Human interactions: Quick, courteous and warm.
Pricing: Don't think it's just a cable, it's a power filter as well.
Final thoughts: Once decided on LessLoss, do not hesitate to use the cable for every active component. A full set augments the system as a whole.

LessLoss responds:
I would like to sincerely thank Marja & Henk for their review of the LessLoss
DFPCs, and to Srajan for putting it up on 6moons. I will be frank with you. For a long time I could not (would not?) delve deeper into the possibilities which have yet gone unnoticed in the audiophile world because my logic was getting in my way. Then I learned to, at least for short periods of time, circumvent my logical mind and go in front of it - in the forward direction. That is, dream, and only then let my mind put the pieces together afterwards. This is a lot easier for problem solving than seeing things solely from the direction of simple reflection - after they have already been hit by light. For, it seems to me, essence can somehow exist without being perceived. Whether it is perceived or not doesn't change it at all, even though we'd like dearly at times to boast about our achievements. What we seem to discover actively is actually a rather passive process.

Stuff in the pipeline here at LessLoss: The Firewall. Based on the same technology as the DFPCs, but taken about 120 times more extremely, this power filter has proven to be a pain-in-the-ass for me, since I set about justifying its name at first trying to make the cable powering it arbitrary to the ear, and this proved impossible to do. So, an additional DFPC is needed to plug into the input of the Firewall. This is at the photographer now as I write you and we should have some professional photos of it soon. The Firewall will have 8 outputs. The first units will be USA version, and we hope and will try to be able to offer the Schuko version soon. The LessLoss website will be updated with more information about the Firewall in the near future.

The Blackbody. This is a high-technology accessory which has no power source, and which completes the LessLoss chain of non-coloring filtering of the mains power via the DFPC and Firewall system. As the filtering of the DFPC and Firewall is effective up into the multi-Gigahertz range, it is in the even higher frequency range, going from long infrared, through T-rays, the rainbow spectrum and on through the ultraviolet bandwidths where the filtering of the Blackbody ensues. This wide-bandwidth coverage is crucial to the completion of the filtering system, although even on a home PC playing through your average Soundblaster, even non-audiophiles hear the obvious difference for the better when the Blackbody is placed near the computer. Or a Panasonic boom box playing into STAX headphones. Pricing yet to be established.

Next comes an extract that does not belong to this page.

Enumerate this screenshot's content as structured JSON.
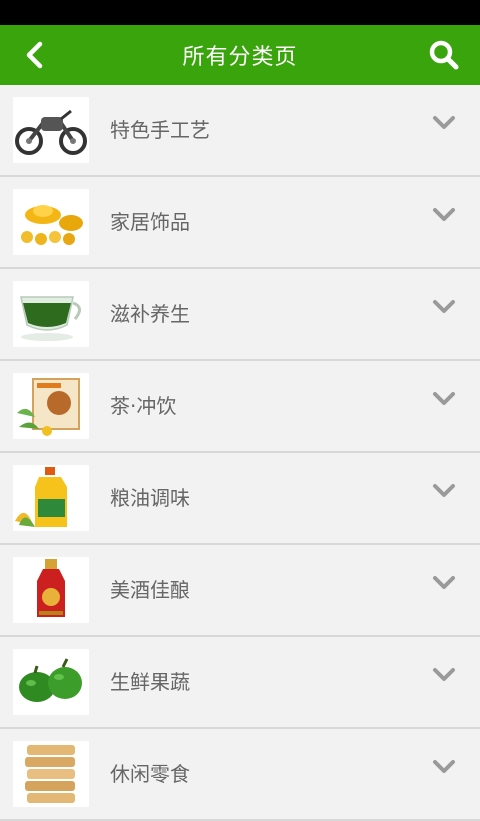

The Tunnelbridge. This is our unique real-time interconnect solution for unbalanced signals. It is an externally powered Interconnect in which the signal is not affected by the power supply except by means of synchronous field formation. The inductance and capacitance of the cable are quasi removed by controlled interference into their very real-time source - meaning that the power is used to form the "tunnel" so that the signal would not "see" the physics normally around it, making it quasi "think" or "behave" as if it were superconducting. Yes, at room temperature. Price not established, no date of release as of yet.

Best regards,

LessLoss website